You gave an interesting example with psychology, and I imagine you would run into a lot of grey areas dealing with the mind, the subconscious, attitudes and behaviours. As to a better alternative for wine descriptions that the general public can understand, I really don’t know. The fact is that a relatively common structure for evaluating a wine does exist in the tasting sheets of different organisations. How those notes are interpreted into a written descriptions rather than list of terms is necessarily a question of personal style. I think even sticking to sweetness/acidity/tannin/fruitiness/complexity etc. does not avoid subjectivity as, while people are probably more familiar with taste than with smell, there are still varying levels of perceptiveness from one person to the other.
And some other examples from a post about the Wine Tasting Process
- Noelle at Outwines
Incredibly interesting and thought provoking post! I’d rather know about the wine’s structure – body, acidity, tannins, etc. – than read a “fruit salad bingo” list (a term of yours I love!) That being said, I don’t see traditional tasting notes going away anytime soon.
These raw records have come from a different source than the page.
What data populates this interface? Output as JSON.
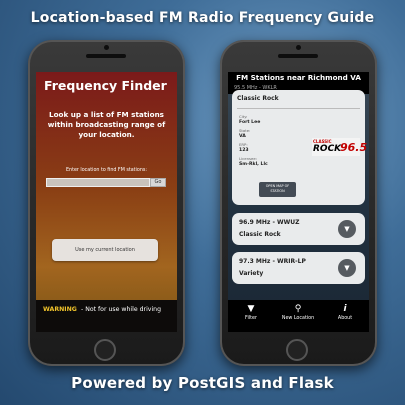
{
  "banner": {
    "top": "Location-based FM Radio Frequency Guide",
    "bottom": "Powered by PostGIS and Flask"
  },
  "left_phone": {
    "title": "Frequency Finder",
    "description": "Look up a list of FM stations within broadcasting range of your location.",
    "location_label": "Enter location to find FM stations:",
    "location_input_value": "",
    "go_label": "Go",
    "current_location_label": "Use my current location",
    "warning_heading": "WARNING",
    "warning_text": "- Not for use while driving"
  },
  "right_phone": {
    "header": "FM Stations near Richmond VA",
    "subheader": "95.5 MHz - WKLR",
    "card1": {
      "genre": "Classic Rock",
      "city_key": "City:",
      "city_val": "Fort Lee",
      "state_key": "State:",
      "state_val": "VA",
      "erp_key": "ERP:",
      "erp_val": "123",
      "license_key": "Licensee:",
      "license_val": "Sm-Rkl, Llc",
      "logo_a": "CLASSIC",
      "logo_b": "ROCK",
      "logo_c": "96.5",
      "map_button": "OPEN MAP OF STATION"
    },
    "stations": [
      {
        "freq": "96.9 MHz - WWUZ",
        "genre": "Classic Rock"
      },
      {
        "freq": "97.3 MHz - WRIR-LP",
        "genre": "Variety"
      }
    ],
    "tabs": [
      {
        "label": "Filter",
        "icon": "filter-icon",
        "glyph": "▼"
      },
      {
        "label": "New Location",
        "icon": "search-icon",
        "glyph": "⚲"
      },
      {
        "label": "About",
        "icon": "info-icon",
        "glyph": "i"
      }
    ],
    "chevron_glyph": "▼"
  }
}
But it would be nice if they were more relatable to the average consumer. (And Tim Hanni’s book is on my “to read” list . . . ) Sure, a tannin and/or acidity scale would give some valuable information to consumers – assuming they understood what these terms mean. If I had a nickel for everyone who when they said “dry” wine meant “tannic” . . . But even with these scales, I think descriptors like “floral & bright red fruit” or “tart cranberries and earthy” would describe the wine more accurately as these would help one differentiate between a Gamay and a Pinot Noir – both of which would rank very similarly on an acidity/tannin scale.
- Kate at KateLaak
We took a tasting class in Rome two years ago. The Sommelier who ran it was a wonderfully knowledgeable about Italian wines and very generous with the bottles he kept pulling from the cellar so that we could taste the differences in vintages and how the aging process contributed to the flavor of the wine. I took copious notes…the funniest of which are in regards to a particularly unique bottle he shared around the table and then had a competition among the guests as to who could write the most ridiculous “tasting notes.” The winner was something along the lines of “Notes of my grandfather’s tobacco saturated breath after he has taken cough syrup. Floral hints of my grandmother’s perfume linger in the finish like they might linger on his collar.”
So, back to why I believe people engage with you and your blog, it’s a case of birds of a feather flock together, shared values! I really believe that my most loyal, regular, and in-tune followers would say that they had all of these personal characteristics generally and about wine specifically:
Depth over superficiality
I believe that I can follow those top 5 blog tips above when I write a blog post, but unless it’s read by fellow bloggers with similar values and characteristics to those listed ……. it will get me nowhere. I can write comments on other wine bloggers posts, and likewise if they don’t share the same values……. silence, or at best …….. “Thanks for your comment”. That leaves the final question ….. “How do I find those bloggers with similar values?”